Lebanon's population has increased up to 10% because of Syrian refugees, the U.N. agency said.
Jordan's energy, water, health and education services have been severely strained.
Turkey has spent more than $600 million setting up 17 refugee camps, with more under construction.
And Iraq, already grappling with 1 million internally displaced citizens, has taken in more than 100,000 Syrian refugees in the past year.
"We are doing everything we can to help, but the international humanitarian response capacity is dangerously stretched," said Guterres, the U.N. high commissioner for refugees. "This tragedy has to be stopped."
Dozens of countries and groups around the world pledged more than $1.5 billion in humanitarian assistance for Syrians in January. But only $200 million had been received by the end of February, the United Nations said.
The war: Shifting but endless
While the end of the war seems nowhere in sight, the opposition has made notable strides against government forces.

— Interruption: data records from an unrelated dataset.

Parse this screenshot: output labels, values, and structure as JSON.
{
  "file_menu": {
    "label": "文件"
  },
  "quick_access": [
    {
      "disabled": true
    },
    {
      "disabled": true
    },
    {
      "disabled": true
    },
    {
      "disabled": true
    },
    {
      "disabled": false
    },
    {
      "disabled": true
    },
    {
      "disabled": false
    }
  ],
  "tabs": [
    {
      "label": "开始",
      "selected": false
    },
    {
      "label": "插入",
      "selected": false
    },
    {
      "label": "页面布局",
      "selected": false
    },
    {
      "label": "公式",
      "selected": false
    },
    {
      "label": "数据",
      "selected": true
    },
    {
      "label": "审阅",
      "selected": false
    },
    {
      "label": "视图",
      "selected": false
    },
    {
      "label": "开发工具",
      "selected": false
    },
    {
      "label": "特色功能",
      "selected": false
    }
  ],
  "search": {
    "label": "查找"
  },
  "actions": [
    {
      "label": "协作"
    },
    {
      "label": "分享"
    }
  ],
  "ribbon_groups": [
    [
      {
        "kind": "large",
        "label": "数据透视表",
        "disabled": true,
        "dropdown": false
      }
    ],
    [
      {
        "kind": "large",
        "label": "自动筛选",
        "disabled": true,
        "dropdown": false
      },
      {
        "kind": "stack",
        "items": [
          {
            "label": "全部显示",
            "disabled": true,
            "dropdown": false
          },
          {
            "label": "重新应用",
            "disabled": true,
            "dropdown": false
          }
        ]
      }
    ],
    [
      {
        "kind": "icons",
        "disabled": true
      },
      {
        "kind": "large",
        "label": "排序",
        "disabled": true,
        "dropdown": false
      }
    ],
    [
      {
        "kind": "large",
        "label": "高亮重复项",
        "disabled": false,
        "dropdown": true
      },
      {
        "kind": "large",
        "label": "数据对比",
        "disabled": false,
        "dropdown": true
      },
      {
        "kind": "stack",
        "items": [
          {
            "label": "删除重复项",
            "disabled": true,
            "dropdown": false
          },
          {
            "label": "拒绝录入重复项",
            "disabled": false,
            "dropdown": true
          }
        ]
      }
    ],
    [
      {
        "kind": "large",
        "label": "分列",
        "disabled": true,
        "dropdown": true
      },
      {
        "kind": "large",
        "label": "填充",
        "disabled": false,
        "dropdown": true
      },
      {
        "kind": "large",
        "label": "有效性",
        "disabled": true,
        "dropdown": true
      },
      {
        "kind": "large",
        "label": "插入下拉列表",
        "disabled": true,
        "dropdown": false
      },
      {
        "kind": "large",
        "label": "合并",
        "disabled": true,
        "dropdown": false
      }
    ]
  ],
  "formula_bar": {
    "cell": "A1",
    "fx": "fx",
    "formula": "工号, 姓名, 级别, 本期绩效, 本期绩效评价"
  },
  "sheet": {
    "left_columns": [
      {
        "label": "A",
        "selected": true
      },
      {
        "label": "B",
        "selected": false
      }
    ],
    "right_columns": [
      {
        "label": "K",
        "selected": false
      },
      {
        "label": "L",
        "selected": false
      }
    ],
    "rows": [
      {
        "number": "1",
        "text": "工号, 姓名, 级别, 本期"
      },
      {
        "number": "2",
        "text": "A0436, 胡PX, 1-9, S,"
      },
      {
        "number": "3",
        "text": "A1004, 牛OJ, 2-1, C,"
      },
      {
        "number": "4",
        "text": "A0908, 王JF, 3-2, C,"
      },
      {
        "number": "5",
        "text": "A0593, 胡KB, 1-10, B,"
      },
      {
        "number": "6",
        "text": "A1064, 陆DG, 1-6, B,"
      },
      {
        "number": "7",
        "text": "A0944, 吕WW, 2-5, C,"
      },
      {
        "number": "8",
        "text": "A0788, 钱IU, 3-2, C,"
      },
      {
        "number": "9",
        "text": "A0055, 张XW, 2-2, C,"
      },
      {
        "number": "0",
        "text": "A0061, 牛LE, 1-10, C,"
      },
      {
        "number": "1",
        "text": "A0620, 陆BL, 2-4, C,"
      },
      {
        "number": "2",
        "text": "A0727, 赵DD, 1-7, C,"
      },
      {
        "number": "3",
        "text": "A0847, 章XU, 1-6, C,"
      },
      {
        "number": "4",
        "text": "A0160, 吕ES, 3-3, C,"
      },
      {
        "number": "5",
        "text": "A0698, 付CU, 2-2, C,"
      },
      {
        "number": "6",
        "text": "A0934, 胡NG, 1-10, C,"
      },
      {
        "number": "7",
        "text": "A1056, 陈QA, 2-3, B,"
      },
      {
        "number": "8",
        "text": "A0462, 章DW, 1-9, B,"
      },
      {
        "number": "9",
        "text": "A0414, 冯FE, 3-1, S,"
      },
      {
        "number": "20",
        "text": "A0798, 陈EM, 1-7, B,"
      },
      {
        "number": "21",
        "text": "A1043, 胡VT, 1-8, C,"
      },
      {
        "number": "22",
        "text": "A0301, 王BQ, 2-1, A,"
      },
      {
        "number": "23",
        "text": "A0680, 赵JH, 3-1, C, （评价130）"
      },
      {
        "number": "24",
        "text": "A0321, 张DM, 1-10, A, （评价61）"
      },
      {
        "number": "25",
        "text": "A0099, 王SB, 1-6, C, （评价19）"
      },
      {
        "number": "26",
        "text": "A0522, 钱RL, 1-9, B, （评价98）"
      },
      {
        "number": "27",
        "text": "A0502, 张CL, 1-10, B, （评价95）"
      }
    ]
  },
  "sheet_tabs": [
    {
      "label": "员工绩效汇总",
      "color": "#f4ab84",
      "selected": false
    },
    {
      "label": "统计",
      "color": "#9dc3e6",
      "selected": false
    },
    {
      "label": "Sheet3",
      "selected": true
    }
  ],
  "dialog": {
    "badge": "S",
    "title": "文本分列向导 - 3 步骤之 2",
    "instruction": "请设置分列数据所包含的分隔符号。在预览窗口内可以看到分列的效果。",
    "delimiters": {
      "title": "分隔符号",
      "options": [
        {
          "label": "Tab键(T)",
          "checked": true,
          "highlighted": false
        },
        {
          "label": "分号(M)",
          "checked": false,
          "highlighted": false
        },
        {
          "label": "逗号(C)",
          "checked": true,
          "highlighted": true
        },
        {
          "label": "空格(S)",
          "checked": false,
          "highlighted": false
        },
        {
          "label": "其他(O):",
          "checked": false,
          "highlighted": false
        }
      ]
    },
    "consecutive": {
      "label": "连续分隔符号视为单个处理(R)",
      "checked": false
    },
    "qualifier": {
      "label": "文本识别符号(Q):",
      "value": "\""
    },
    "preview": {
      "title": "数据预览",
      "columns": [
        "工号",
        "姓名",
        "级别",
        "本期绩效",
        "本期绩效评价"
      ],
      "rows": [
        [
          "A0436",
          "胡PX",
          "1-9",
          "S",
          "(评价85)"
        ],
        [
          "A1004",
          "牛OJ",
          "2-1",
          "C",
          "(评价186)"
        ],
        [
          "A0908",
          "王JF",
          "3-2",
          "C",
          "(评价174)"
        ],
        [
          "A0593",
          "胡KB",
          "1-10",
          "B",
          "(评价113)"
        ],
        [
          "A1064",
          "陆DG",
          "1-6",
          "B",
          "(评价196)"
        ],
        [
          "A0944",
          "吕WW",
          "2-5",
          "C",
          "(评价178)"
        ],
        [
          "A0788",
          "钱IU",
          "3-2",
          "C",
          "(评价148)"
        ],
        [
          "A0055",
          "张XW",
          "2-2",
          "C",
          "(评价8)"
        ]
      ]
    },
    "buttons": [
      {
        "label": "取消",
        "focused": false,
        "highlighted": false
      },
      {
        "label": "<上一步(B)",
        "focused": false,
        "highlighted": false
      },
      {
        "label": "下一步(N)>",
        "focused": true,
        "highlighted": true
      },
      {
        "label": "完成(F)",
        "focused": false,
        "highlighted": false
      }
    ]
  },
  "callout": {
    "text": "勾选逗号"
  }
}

This week, opposition fighters said they captured the major northern city of Raqqa -- the first time rebels have seized a provincial capital.
State-run media responded by saying government forces were battling suspected members of the radical Islamist group al-Nusra Front in Raqqa.

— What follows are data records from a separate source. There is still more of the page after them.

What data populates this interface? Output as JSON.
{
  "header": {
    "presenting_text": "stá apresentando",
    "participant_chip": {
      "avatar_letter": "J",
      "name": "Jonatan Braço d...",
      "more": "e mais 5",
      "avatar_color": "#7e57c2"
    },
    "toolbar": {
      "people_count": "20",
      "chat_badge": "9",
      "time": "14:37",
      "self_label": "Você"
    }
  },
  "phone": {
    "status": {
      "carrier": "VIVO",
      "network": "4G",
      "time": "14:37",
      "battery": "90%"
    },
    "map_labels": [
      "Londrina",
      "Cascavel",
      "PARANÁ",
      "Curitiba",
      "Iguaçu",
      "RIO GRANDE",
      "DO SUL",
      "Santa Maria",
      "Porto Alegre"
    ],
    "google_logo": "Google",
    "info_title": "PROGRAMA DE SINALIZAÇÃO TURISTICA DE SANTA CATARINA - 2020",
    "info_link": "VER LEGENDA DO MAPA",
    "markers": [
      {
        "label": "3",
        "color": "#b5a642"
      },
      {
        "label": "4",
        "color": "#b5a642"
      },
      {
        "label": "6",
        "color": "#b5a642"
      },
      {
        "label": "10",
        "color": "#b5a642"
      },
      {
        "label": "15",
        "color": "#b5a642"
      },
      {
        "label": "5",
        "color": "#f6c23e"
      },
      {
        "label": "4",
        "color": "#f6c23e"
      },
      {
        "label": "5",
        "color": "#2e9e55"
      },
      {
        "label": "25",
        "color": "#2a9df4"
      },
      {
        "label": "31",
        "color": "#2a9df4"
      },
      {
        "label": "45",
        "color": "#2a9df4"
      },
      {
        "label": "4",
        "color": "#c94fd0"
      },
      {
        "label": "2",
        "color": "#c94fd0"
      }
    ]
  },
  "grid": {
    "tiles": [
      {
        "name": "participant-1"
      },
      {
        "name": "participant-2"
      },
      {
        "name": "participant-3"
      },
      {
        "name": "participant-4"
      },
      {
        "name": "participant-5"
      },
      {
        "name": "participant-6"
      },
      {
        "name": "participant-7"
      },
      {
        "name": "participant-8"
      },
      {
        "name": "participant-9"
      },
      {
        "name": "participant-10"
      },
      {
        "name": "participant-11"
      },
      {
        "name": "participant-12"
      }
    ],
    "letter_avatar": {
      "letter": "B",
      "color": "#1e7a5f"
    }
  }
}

But footage from the city painted a different picture. Children climbed atop a fallen statue of former President Hafez al-Assad -- the current president's father -- and beat the cracked figure with a bat and shoes.
Some attribute the rebels' recent gains to shipments of arms from other countries.
But rebels are still fighting to wrest the largest city, Aleppo, from government hands. They recently took over a military base near the city, but full control of Syria's economic hub remains elusive.
While Damascus remains a regime stronghold, rebel and regime forces are battling very close to the city -- threatening to take the fight to the seat of President Bashar al-Assad's power.
Rebels detain U.N. peacekeepers
Tension brewed Wednesday between the United Nations and rebels after about 30 rebels detained 20 U.N. peacekeepers and refused to let them go.
The rebels say the peacekeepers entered a Syrian village near the Israeli-occupied Golan Heights, an area where peacekeepers should not be and where intense fighting has been raging for days between rebels and government forces.
The rebels say they suspect the peacekeepers were trying to aid their enemy, which is defending the al-Assad regime.
The United Nations confirmed the peacekeepers' detention and said they were on a "regular supply mission." The United Nations offered no further details of that mission but said it is "dispatching a team to assess the situation and attempt a resolution."
Intervention: Global attempts and failures
So far, international attempts to stymie the bloodshed have failed.
Trouble brewed from the beginning, when the U.N. Security Council couldn't unify on an action plan for Syria.
Western countries wanted tougher sanctions against the Syrian government, but Russia and China said they didn't want to meddle in another country's internal affairs.
The United Nations and the Arab League sent two seasoned diplomats -- Kofi Annan and Lakhdar Brahimi -- to try to broker cease-fires in Syria, but negotiations never ended the violence.
But the western Syrian town of Tal Kalakh may be a microcosm of hope. There, Syrian forces and rebels have agreed to a cease-fire, brokered in part by a parliamentarian and a sheikh.